Start of GIVEN RECORDS
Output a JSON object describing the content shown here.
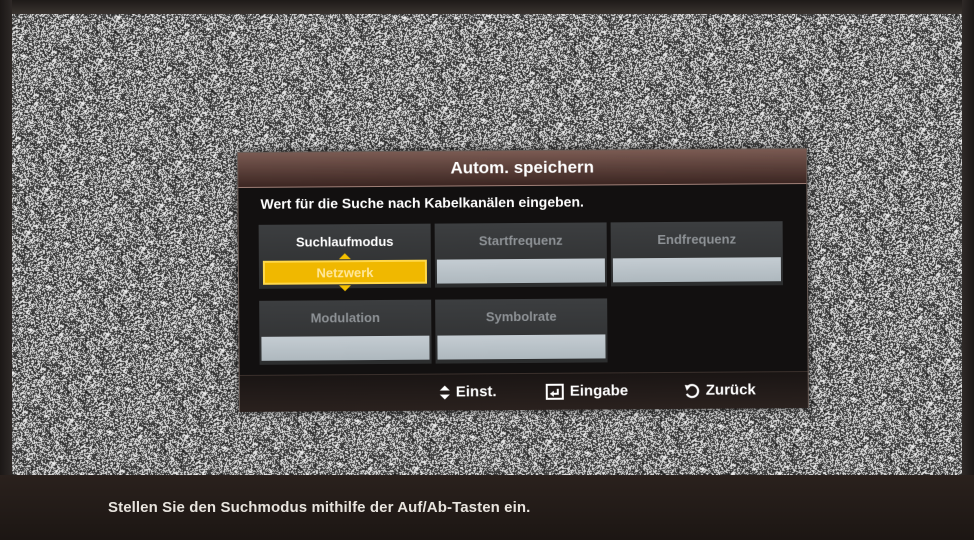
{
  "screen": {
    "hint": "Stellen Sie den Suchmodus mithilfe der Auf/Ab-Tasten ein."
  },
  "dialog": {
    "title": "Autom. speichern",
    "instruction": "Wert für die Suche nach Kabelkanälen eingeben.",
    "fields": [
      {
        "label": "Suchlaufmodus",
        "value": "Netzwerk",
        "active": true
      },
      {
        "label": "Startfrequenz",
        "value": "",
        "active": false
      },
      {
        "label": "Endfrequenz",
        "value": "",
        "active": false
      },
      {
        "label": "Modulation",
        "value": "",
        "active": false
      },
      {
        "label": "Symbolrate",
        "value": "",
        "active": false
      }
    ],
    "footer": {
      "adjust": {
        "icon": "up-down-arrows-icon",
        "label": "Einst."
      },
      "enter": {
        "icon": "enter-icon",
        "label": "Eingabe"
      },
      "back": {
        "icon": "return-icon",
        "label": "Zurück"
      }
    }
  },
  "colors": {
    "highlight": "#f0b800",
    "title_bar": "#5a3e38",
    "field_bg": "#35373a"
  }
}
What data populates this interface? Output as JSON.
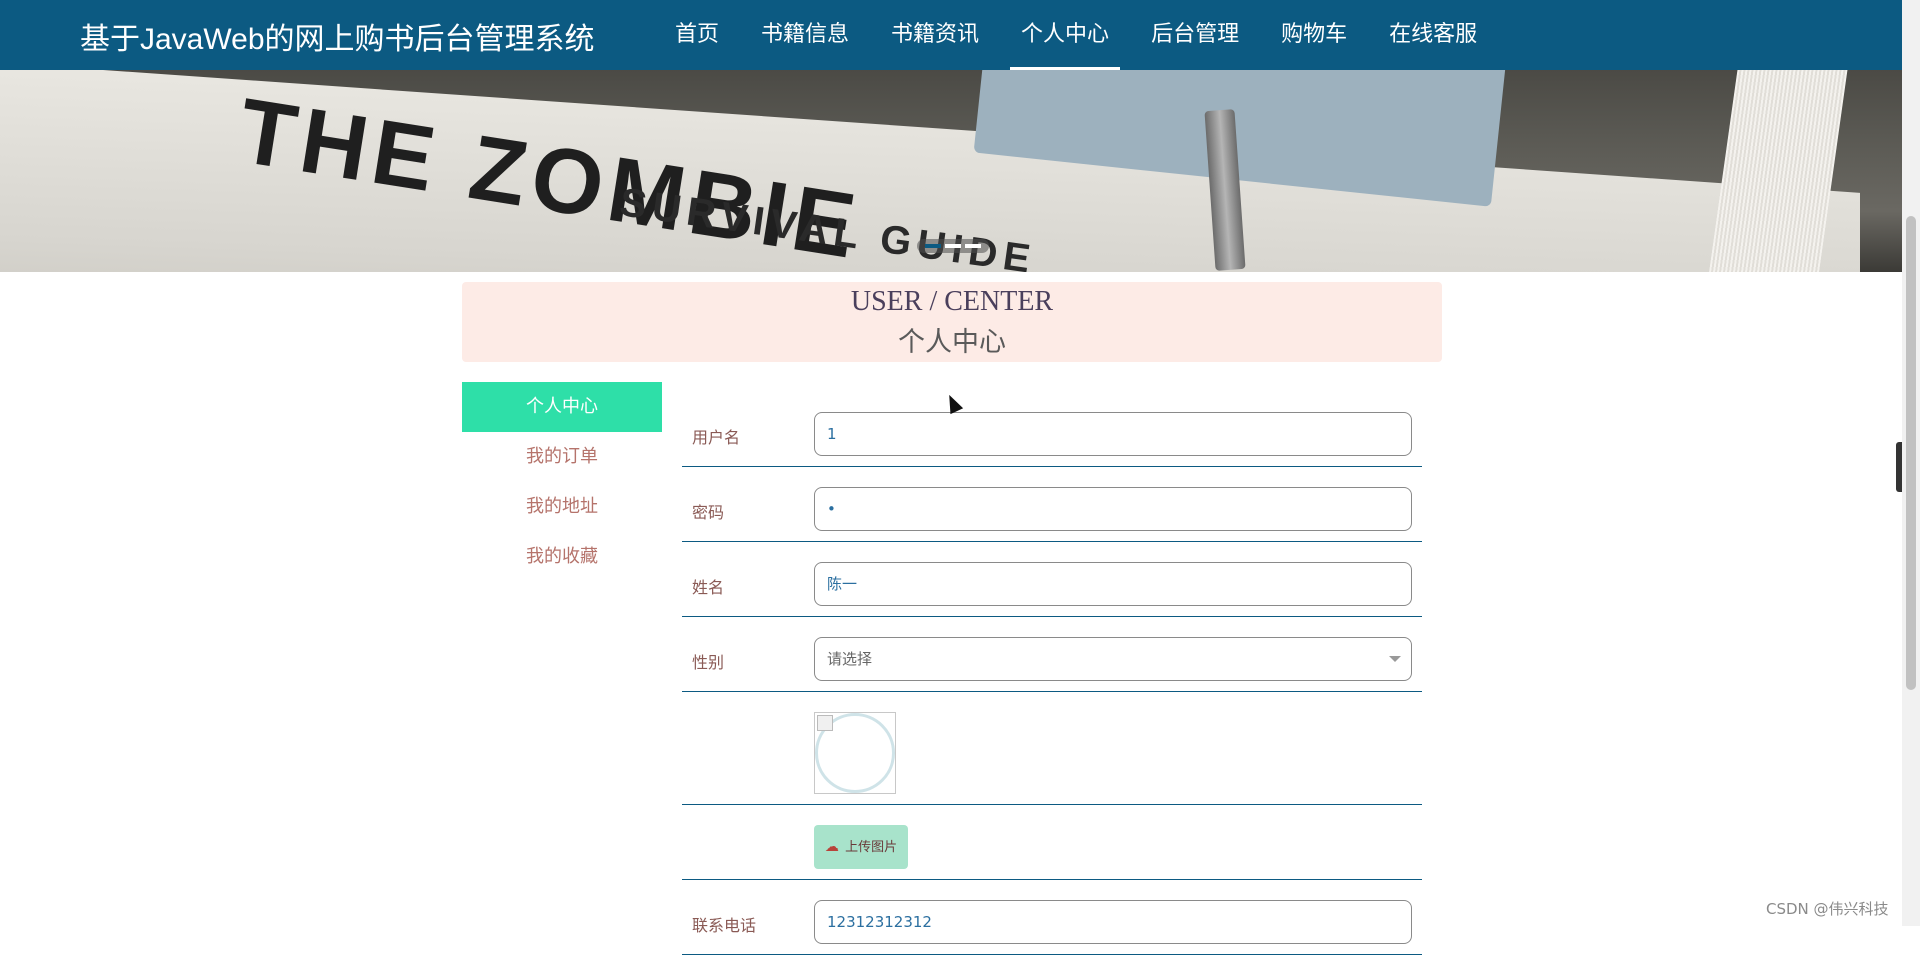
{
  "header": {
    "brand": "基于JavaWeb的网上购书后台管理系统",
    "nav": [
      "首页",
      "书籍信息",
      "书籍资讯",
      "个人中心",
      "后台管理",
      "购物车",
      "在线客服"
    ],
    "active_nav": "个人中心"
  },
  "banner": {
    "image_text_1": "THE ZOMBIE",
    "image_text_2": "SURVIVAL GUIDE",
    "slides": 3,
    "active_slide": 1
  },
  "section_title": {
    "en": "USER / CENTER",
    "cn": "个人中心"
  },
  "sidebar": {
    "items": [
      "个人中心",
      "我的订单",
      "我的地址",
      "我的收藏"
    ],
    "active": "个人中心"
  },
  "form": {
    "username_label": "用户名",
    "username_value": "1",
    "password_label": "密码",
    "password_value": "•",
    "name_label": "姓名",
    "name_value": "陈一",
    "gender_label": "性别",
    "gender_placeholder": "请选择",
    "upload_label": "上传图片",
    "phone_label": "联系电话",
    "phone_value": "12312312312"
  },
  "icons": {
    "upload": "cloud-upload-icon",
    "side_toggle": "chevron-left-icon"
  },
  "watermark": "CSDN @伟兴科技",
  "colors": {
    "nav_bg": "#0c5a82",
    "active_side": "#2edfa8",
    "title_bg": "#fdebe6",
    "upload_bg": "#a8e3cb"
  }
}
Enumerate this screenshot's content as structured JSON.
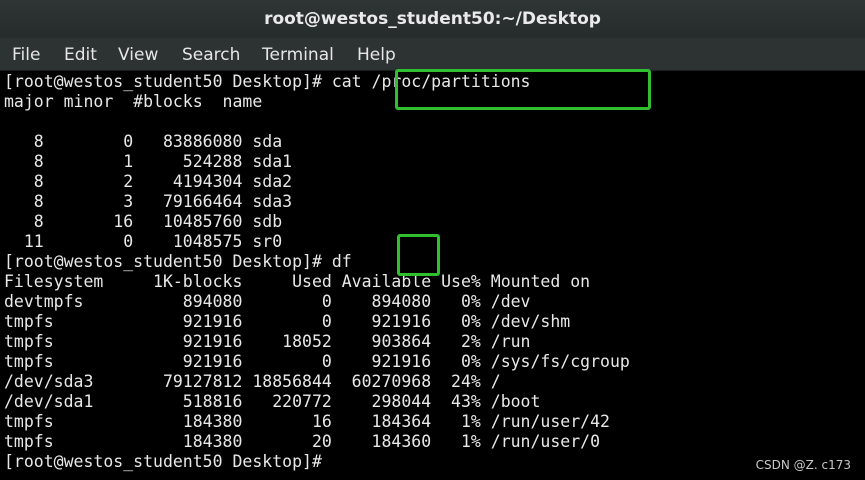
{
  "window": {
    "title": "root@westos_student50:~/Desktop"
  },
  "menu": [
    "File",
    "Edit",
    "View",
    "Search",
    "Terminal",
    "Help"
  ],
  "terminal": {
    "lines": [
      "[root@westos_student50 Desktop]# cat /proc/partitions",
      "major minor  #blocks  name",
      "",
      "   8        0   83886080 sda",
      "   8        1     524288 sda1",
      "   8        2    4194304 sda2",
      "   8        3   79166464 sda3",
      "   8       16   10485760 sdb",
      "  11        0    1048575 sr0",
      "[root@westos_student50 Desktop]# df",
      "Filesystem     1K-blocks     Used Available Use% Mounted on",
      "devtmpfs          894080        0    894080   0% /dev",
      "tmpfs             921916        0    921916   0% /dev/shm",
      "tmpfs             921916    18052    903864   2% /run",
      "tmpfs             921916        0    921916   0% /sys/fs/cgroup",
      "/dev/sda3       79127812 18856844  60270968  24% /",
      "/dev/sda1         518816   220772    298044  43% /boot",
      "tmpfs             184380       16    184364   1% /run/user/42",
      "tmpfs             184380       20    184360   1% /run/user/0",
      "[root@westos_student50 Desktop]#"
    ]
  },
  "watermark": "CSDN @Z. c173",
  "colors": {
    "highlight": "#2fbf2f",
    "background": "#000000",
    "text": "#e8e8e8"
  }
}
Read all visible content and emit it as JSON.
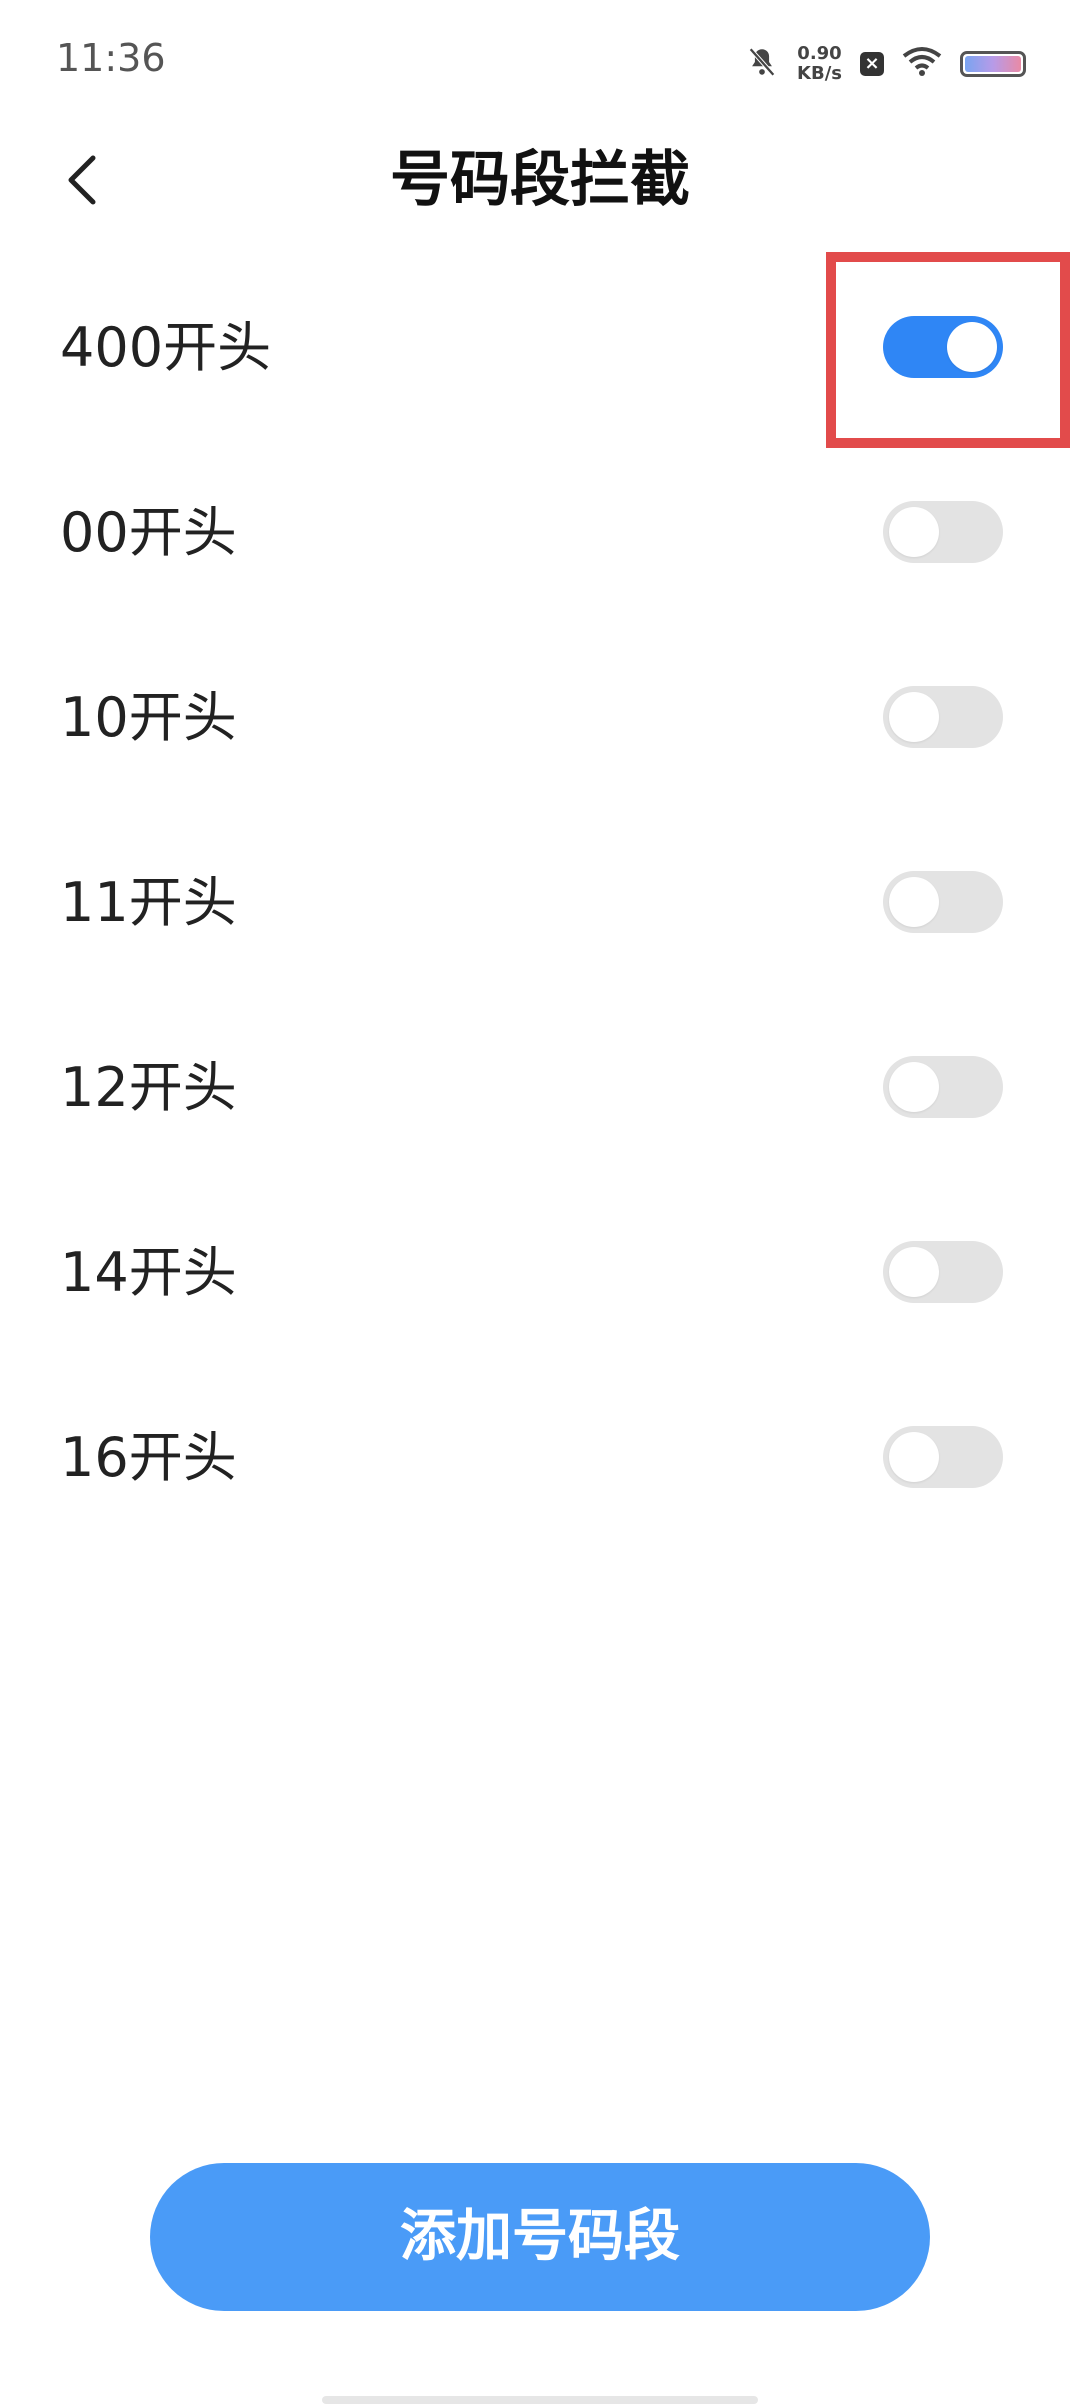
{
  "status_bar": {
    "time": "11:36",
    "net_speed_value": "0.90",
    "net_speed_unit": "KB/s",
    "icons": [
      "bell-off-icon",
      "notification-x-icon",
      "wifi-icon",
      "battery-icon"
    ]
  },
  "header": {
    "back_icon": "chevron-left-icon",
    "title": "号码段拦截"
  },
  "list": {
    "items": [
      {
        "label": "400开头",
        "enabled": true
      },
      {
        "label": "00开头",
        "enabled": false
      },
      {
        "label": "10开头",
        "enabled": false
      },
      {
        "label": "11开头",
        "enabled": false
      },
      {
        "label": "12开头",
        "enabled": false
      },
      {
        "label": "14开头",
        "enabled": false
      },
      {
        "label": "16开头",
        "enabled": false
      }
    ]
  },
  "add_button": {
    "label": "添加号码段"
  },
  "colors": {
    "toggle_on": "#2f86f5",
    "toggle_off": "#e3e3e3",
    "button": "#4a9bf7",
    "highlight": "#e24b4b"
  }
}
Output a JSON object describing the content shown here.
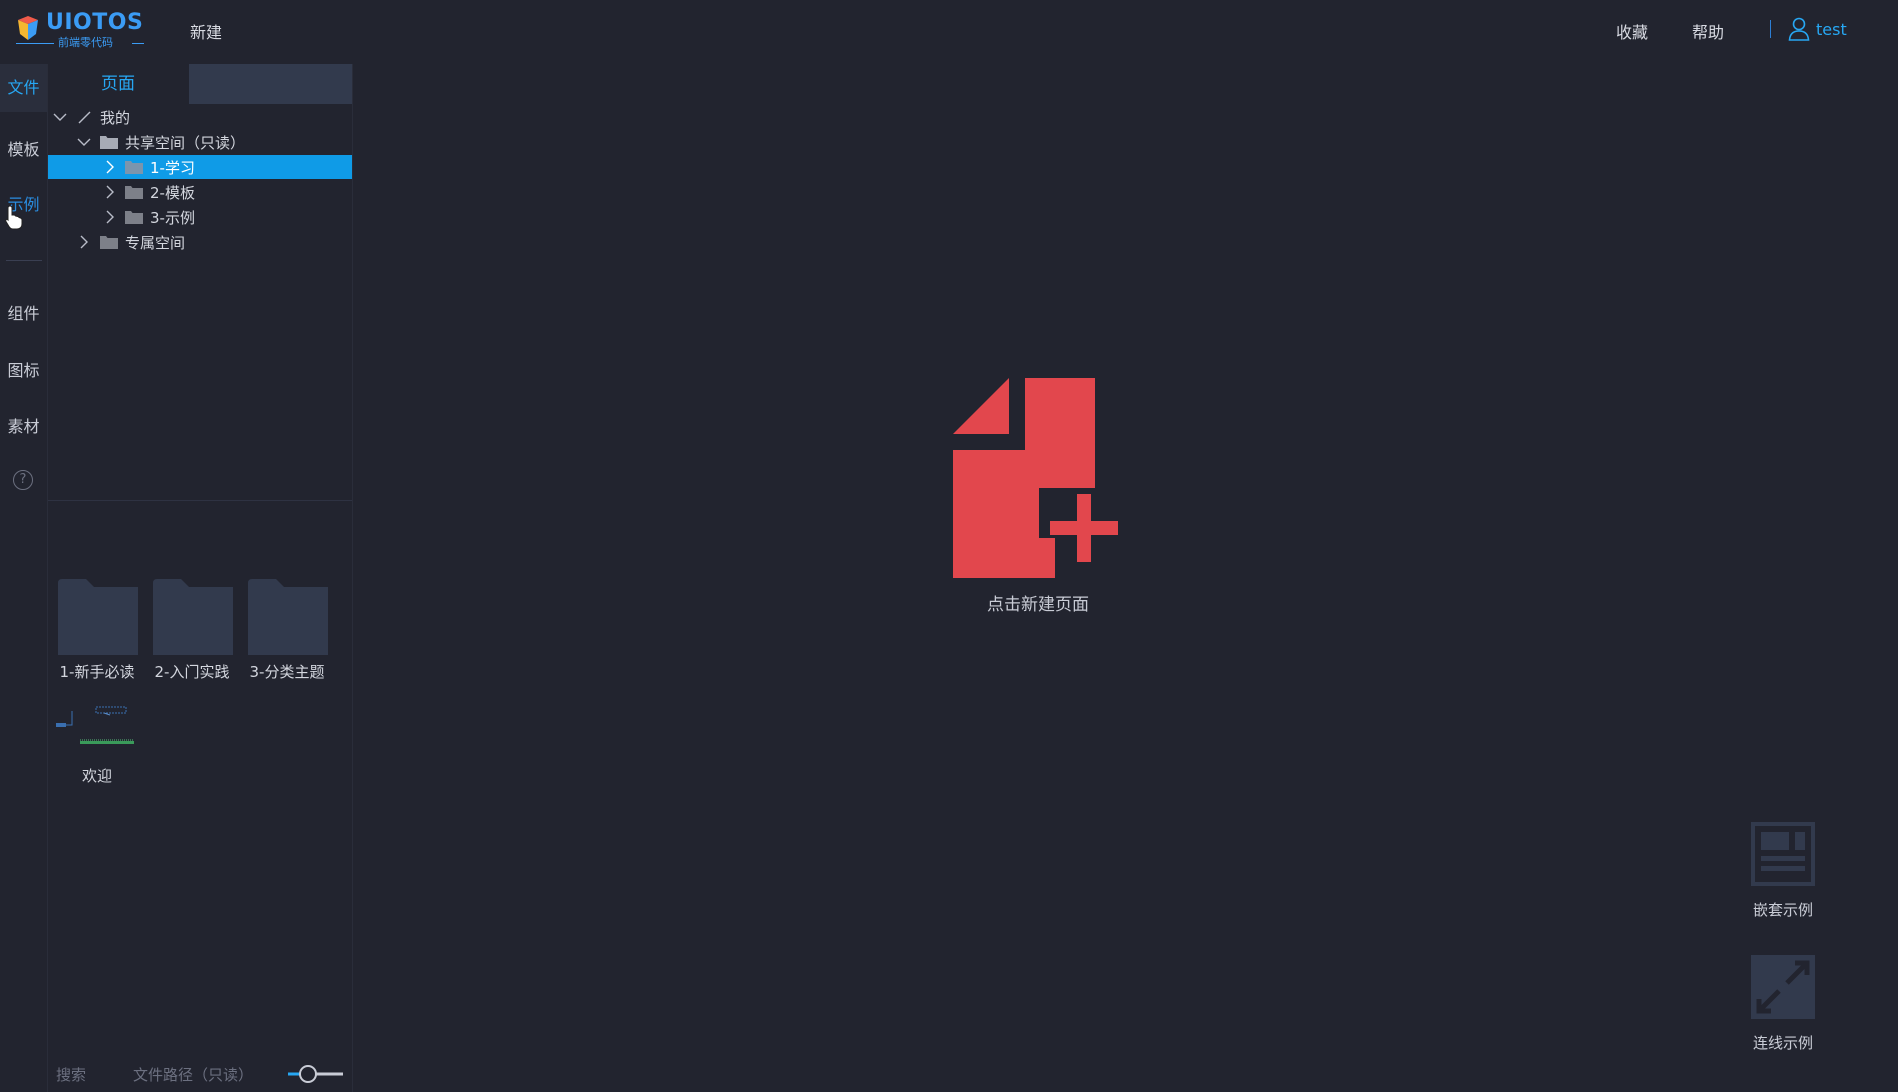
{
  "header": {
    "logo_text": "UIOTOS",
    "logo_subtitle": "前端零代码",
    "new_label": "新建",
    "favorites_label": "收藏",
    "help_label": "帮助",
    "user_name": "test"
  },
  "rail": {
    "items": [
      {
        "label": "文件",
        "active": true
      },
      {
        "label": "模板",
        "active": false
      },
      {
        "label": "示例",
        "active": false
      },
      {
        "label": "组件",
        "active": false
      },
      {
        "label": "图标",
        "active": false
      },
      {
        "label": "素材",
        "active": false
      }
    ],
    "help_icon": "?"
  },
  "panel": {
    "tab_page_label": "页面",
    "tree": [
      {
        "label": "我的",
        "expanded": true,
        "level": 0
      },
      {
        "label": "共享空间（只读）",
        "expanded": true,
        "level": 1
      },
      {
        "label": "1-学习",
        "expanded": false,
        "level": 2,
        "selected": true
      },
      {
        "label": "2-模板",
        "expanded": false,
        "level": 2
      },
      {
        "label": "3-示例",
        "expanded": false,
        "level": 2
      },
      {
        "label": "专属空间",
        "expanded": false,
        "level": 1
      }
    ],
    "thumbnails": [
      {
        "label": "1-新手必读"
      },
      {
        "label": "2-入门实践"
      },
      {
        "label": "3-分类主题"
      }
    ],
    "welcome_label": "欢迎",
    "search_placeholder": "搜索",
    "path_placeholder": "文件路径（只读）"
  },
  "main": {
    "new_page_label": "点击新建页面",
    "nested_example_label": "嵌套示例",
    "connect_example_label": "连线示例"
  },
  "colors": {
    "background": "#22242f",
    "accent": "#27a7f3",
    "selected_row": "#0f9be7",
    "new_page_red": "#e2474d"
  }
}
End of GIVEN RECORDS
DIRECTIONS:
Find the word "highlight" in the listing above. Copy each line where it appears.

ANSWER TO THIS PROBLEM:
    "highlight": "#f0b800",
    "highlight": "#2fbf2f",
    "highlight": "#e24b4b"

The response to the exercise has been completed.